London,UK: This is the first picture of Buckingham Palace Guardsman Jatinderpal Singh Bhullar wearing his ceremonial uniform – minus a traditional bearskin.
Scots Guardsman Bhullar will this week break centuries of tradition when he wears a turban adorned with a regimental cap badge on parade outside the Palace.
Last week, The Mail on Sunday revealed how Guardsman Bhullar had suffered abuse over his Sikh religion and turban from comrades, and now a Facebook tribute page has been set up in his honour. Titled ‘Guardsman Jatinderpal Singh Bhullar: A credit to the nation’, it features pictures of Jatinderpal, along with tributes from friends, relatives and members of the public who support him.
An entry from Guardsman Bhullar himself reads: ‘I am very grateful for whoever set up this page, and may God be with u and every1 else who is liking this page and supporting me.’
Our picture of Bhullar in his turban, red tunic and white buff belt was taken at Wellington Barracks in London’s Birdcage Walk, where he is based with colleagues from his regiment’s ceremonial company, known as F Company.
The buttons on Bhullar’s tunic are positioned in threes to represent the Scots Guards’ status as the third regiment in the Guards Division’s order of seniority.
Bhullar’s success in breaking with tradition is considered essential to the regiment’s future, given the changing demographical picture of its recruiting heartlands. By 2018, it is expected that 25 per cent of the population in these areas will belong to ethnic minorities.
‘The regiment will cease to exist unless it can tap into this resource of potential soldiers in western Scotland and northern England,’ said a source.
‘The Scots Guards must welcome Bhullar and hope his success will encourage other Sikhs and more Muslims to enlist.
‘Bhullar is a hard-working soldier and has won a lot of respect. Nobody pretends this is an easy process for him and there are those who object on traditional grounds to him wearing a turban rather than a bearskin.
‘For them, it is regiment first and religion second and they cannot see beyond that.
‘Bhullar is expected on parade in a black turban adorned with a Scots Guards regimental cap badge early this week. Everyone at Wellington Barracks wishes him all the best.’
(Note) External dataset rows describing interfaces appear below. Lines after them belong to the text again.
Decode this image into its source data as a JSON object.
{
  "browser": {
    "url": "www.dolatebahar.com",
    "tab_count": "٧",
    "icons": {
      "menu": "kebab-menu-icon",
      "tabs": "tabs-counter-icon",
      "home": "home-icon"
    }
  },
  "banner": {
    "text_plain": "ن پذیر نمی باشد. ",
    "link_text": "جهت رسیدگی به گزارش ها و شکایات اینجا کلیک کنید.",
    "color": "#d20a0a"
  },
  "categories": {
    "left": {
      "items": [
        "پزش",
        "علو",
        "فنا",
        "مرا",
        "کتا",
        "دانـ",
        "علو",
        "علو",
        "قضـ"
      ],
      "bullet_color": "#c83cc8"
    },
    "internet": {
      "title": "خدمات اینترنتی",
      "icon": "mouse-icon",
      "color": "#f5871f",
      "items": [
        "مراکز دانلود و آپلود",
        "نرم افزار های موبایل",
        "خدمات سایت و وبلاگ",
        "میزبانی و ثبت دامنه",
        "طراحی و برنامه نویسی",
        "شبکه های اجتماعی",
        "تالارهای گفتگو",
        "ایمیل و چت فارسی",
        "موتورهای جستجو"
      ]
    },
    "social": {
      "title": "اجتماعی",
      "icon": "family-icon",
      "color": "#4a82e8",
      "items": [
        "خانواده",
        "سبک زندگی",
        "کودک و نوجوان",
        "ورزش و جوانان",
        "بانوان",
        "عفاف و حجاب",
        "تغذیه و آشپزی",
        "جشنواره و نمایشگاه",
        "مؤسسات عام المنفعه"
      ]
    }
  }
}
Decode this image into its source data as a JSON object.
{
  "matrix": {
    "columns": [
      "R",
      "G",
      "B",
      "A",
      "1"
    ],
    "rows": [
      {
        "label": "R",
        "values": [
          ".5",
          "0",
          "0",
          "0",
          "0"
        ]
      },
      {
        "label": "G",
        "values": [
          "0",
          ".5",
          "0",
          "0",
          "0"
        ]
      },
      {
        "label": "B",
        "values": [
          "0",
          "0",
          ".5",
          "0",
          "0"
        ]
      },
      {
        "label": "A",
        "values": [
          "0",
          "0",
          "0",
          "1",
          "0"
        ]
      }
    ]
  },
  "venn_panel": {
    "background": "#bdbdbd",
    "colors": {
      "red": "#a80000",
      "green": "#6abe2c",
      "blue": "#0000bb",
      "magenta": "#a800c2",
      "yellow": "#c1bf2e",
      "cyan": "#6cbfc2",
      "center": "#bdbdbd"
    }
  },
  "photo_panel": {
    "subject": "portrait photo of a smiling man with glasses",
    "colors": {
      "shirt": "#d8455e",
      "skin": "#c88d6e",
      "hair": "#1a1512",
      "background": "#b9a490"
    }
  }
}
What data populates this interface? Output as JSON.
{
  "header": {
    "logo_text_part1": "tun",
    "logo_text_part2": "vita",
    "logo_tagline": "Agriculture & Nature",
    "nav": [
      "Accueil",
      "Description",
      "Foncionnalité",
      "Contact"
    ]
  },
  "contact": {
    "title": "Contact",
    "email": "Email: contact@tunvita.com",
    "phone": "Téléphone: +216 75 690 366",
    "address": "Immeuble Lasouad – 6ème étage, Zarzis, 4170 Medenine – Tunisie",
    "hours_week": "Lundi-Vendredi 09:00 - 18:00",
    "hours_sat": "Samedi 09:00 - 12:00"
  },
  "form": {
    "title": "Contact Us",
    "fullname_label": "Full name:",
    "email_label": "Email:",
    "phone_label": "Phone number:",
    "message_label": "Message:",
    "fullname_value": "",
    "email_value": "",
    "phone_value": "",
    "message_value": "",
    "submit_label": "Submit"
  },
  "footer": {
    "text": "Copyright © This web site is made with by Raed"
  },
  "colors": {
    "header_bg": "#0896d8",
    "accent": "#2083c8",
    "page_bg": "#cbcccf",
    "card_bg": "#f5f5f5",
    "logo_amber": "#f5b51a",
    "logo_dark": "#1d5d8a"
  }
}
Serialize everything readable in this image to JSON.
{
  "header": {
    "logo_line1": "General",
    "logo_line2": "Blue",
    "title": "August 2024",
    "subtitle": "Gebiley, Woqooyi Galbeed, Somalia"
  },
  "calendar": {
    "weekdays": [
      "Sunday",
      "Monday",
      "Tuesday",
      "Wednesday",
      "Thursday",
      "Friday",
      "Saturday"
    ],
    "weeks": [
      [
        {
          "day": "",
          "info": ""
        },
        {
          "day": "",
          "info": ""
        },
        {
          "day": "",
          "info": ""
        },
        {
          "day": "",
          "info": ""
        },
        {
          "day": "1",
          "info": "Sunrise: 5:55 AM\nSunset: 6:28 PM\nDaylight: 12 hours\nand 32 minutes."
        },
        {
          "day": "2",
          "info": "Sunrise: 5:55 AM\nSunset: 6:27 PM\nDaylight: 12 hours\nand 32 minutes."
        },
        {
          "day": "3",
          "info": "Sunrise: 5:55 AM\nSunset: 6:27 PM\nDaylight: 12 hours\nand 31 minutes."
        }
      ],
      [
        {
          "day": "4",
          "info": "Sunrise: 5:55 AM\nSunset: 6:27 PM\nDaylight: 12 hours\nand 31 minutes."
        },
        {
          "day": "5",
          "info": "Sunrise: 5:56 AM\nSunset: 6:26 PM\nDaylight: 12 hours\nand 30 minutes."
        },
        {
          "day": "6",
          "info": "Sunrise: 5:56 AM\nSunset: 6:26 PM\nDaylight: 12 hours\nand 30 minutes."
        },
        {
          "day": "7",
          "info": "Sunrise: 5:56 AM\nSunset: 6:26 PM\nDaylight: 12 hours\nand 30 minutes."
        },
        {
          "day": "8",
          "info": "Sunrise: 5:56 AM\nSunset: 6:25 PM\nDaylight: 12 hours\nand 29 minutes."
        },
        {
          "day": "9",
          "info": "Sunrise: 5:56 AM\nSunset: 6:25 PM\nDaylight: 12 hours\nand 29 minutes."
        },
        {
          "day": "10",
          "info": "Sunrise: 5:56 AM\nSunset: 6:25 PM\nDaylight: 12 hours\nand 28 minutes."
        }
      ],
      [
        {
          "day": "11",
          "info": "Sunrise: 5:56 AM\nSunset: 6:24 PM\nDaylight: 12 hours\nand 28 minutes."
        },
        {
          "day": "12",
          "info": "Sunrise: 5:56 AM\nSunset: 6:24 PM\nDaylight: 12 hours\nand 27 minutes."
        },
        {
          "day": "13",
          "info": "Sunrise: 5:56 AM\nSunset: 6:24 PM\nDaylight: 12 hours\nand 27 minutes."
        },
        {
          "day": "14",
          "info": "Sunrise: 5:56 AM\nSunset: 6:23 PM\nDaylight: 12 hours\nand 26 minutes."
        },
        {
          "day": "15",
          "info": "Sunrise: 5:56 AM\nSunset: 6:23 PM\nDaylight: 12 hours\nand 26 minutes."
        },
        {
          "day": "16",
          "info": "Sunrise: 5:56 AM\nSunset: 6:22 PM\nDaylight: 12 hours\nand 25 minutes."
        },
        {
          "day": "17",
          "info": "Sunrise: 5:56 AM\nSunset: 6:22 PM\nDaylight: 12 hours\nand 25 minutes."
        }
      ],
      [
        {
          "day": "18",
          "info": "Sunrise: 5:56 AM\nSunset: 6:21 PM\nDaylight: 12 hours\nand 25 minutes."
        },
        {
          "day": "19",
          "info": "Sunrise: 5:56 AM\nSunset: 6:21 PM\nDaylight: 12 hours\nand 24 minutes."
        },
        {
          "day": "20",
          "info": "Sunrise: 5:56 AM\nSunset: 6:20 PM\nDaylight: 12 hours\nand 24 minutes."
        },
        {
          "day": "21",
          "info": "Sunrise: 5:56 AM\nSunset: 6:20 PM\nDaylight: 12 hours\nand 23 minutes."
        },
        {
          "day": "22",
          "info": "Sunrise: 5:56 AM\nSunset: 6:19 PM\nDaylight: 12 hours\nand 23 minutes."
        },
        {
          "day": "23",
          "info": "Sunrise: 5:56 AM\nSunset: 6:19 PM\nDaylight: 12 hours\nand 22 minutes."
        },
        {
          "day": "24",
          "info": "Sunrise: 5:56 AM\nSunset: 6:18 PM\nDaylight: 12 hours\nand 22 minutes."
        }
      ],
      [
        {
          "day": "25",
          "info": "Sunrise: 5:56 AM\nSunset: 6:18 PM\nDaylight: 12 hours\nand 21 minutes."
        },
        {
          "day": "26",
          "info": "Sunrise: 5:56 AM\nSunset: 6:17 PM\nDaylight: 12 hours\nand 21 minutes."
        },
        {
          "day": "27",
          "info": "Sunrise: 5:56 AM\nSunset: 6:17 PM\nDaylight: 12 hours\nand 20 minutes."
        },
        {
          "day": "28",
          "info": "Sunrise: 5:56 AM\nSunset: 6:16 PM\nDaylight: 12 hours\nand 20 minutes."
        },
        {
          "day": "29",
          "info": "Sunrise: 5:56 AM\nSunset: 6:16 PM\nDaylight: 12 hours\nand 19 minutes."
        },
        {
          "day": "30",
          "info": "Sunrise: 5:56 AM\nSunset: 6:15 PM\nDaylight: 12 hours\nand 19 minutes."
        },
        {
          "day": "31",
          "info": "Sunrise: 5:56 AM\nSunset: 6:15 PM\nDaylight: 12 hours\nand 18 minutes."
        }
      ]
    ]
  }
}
Bhullar’s family is delighted. His mother Gurbax kaur Bhullar, 48, from Slough, Berkshire, said: ‘Jatinderpal called round last Monday to show us some Army photos. My husband Surinderpal was thrilled and said he thought his son looked very striking in his uniform, holding a gun and wearing white gloves.
‘Jatinderpal wanted to join the Army because his grandfather had served in the First World War. We had family pictures of him in his uniform and Jatinderpal would love looking at them.
‘It was a great passion of Jatinderpal’s from a very young age, and he would say when he grew up he wanted to be in the Army and make his country proud of him.
‘We are very proud of him. He kept himself fit with boxing, weightlifting and going to the gym and was always on a strict diet. He is very strong.’
A Ministry of Defence spokeswoman said: ‘The Army takes great pride in its diversity and it is its long-term aim to be manned by personnel from all of the UK’s diverse communities. There are a number of Sikhs already in the Army who wear turbans when in uniform.’